'They should just let us wear what we want... will it be about tattoos and piercings next?'
So, what do female students think about university's style advice for their big day?
Do Queen's University students really dress like Kim Kardashian? And does it even matter if they do?
After the Belfast institution sparked outrage for warning female students not to dress like the reality TV star on their graduation day, the Belfast Telegraph spoke to some to find out what they think of the dress code.
Among those attending their graduation ceremony yesterday afternoon, few had opted for the classic elegance of Grace Kelly - though several were wearing the kind of sky-high heels and short dresses favoured by Kardashian.
Most, it has to be said, were in plain but stylish dresses which ended at the knee or just above.
Maeve O'Neill (22), an economics and finance graduate from Newry, didn't think it was the university's place to dictate what students should wear.
"I thought it was a bit degrading to people," she said. "As university students, we should be able to wear whatever we want. Is it going to be about tattoos and piercings next? I think it was completely out of order."
Moreover, added Maeve, the advice to students was insulting to Kardashian.
"I'm not even a Kim Kardashian fan, but I thought it was degrading to her as well," she said.
"She's an incredibly successful woman and it doesn't matter what she wears either."
For Ruth Tweed (25), from Ballymoney, who studied inclusion in special needs education, the university's message had sexist overtones.
"I actually did a dissertation on gender in terms of stereotyping and conditioning, and the fact that we condition girls from a young age to dress a certain way so that it's socially acceptable," said Ruth. "It's interesting that there was no guideline for men - so there's an inequality in that. But there's also an inequality in the fact that we are dictating how women should dress at all."
She added: "I don't care how anybody dresses - it should be whatever you feel comfortable in. I certainly don't dress in a way to please anyone else, and I'm comfortable in what I'm wearing."
Rory Gueld (26), from Belfast, who studied for a Master's in violence, terrorism and security, also disagreed with the university's guidelines. "In fairness, they (students) have paid enough money for the tuition fees. If they want to wear what they want, then let them."
But Sarah Rodgers (23), from Portadown, who studied applied behaviour analysis, disagreed.
"I wouldn't dress like Kim Kardashian anyway," she said. "I've worked hard all year and I just want to look respectful."
Looking at images of Kardashian and Kelly, Amy Gilsenan (23), from Rostrevor, who did a Master's in clinical anatomy, said: "Both of these styles are at either end of the extreme, and I think probably a happy medium would be nice.
"I chose to wear a velvet knee-length dress to my own graduation."
According to Claire Fulton (43), from Portadown, who did a Master's did a social sciences Master's in strategy and leadership, the dress code for students is almost non-existent. "It's not as bad as it used to be," she said. "I graduated here 20 years ago - when you had to wear black and white or navy and white. At least now they're not that restrictive."

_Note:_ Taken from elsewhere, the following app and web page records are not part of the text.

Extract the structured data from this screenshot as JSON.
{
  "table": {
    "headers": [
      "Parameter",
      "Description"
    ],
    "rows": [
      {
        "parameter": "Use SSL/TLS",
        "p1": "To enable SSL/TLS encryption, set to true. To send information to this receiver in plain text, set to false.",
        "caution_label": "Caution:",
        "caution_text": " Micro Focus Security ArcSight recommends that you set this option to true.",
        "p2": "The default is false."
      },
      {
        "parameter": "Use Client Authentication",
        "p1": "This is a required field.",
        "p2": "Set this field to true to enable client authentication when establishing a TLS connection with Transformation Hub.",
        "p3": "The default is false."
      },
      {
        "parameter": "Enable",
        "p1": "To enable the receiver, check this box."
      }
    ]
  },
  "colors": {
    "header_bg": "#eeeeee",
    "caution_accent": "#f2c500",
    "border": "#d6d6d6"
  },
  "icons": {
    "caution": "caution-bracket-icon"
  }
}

Referring to the university's advice, she added: "I think it's fair enough, but I think it's a bit harsh if you arrive for your graduation and you're not allowed in if you're not dressed the way they want you to be."

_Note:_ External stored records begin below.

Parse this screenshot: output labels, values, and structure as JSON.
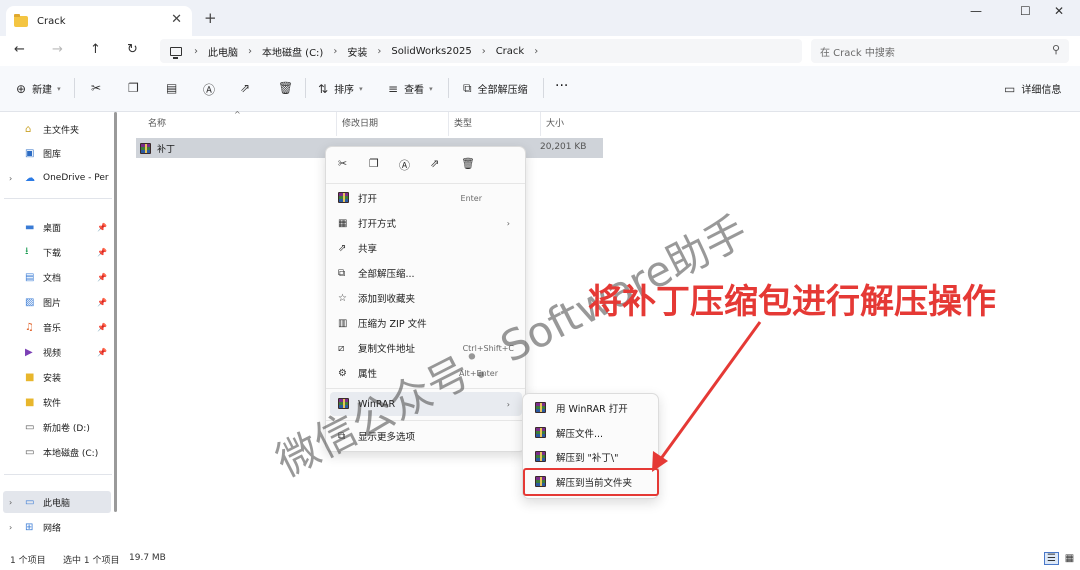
{
  "window": {
    "tab_title": "Crack",
    "tab_close": "✕",
    "new_tab": "+",
    "minimize": "—",
    "maximize": "☐",
    "close": "✕"
  },
  "nav": {
    "back": "←",
    "forward": "→",
    "up": "↑",
    "refresh": "↻"
  },
  "breadcrumbs": [
    "此电脑",
    "本地磁盘 (C:)",
    "安装",
    "SolidWorks2025",
    "Crack"
  ],
  "crumb_sep": "›",
  "search": {
    "placeholder": "在 Crack 中搜索",
    "icon": "search-icon"
  },
  "toolbar": {
    "new_label": "新建",
    "sort_label": "排序",
    "view_label": "查看",
    "extract_all_label": "全部解压缩",
    "more": "···",
    "details_label": "详细信息"
  },
  "sidebar": {
    "items": [
      {
        "label": "主文件夹",
        "icon": "home-icon"
      },
      {
        "label": "图库",
        "icon": "gallery-icon"
      },
      {
        "label": "OneDrive - Per",
        "icon": "cloud-icon"
      },
      {
        "label": "桌面",
        "icon": "desktop-icon"
      },
      {
        "label": "下载",
        "icon": "download-icon"
      },
      {
        "label": "文档",
        "icon": "document-icon"
      },
      {
        "label": "图片",
        "icon": "picture-icon"
      },
      {
        "label": "音乐",
        "icon": "music-icon"
      },
      {
        "label": "视频",
        "icon": "video-icon"
      },
      {
        "label": "安装",
        "icon": "folder-icon"
      },
      {
        "label": "软件",
        "icon": "folder-icon"
      },
      {
        "label": "新加卷 (D:)",
        "icon": "drive-icon"
      },
      {
        "label": "本地磁盘 (C:)",
        "icon": "drive-icon"
      },
      {
        "label": "此电脑",
        "icon": "computer-icon"
      },
      {
        "label": "网络",
        "icon": "network-icon"
      }
    ]
  },
  "list": {
    "columns": [
      "名称",
      "修改日期",
      "类型",
      "大小"
    ],
    "rows": [
      {
        "name": "补丁",
        "size": "20,201 KB"
      }
    ]
  },
  "context_menu": {
    "items": [
      {
        "label": "打开",
        "shortcut": "Enter"
      },
      {
        "label": "打开方式"
      },
      {
        "label": "共享"
      },
      {
        "label": "全部解压缩..."
      },
      {
        "label": "添加到收藏夹"
      },
      {
        "label": "压缩为 ZIP 文件"
      },
      {
        "label": "复制文件地址",
        "shortcut": "Ctrl+Shift+C"
      },
      {
        "label": "属性",
        "shortcut": "Alt+Enter"
      },
      {
        "label": "WinRAR"
      },
      {
        "label": "显示更多选项"
      }
    ],
    "submenu_arrow": "›"
  },
  "submenu": {
    "items": [
      {
        "label": "用 WinRAR 打开"
      },
      {
        "label": "解压文件..."
      },
      {
        "label": "解压到 \"补丁\\\""
      },
      {
        "label": "解压到当前文件夹"
      }
    ]
  },
  "status": {
    "count": "1 个项目",
    "selected": "选中 1 个项目",
    "size": "19.7 MB"
  },
  "overlay": {
    "watermark": "微信公众号：Software助手",
    "annotation": "将补丁压缩包进行解压操作",
    "annotation_color": "#e53935"
  }
}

A male graduate in his 30s, who did not wish to be named, commented: "It's a bit of fun, and it was obviously said in jest."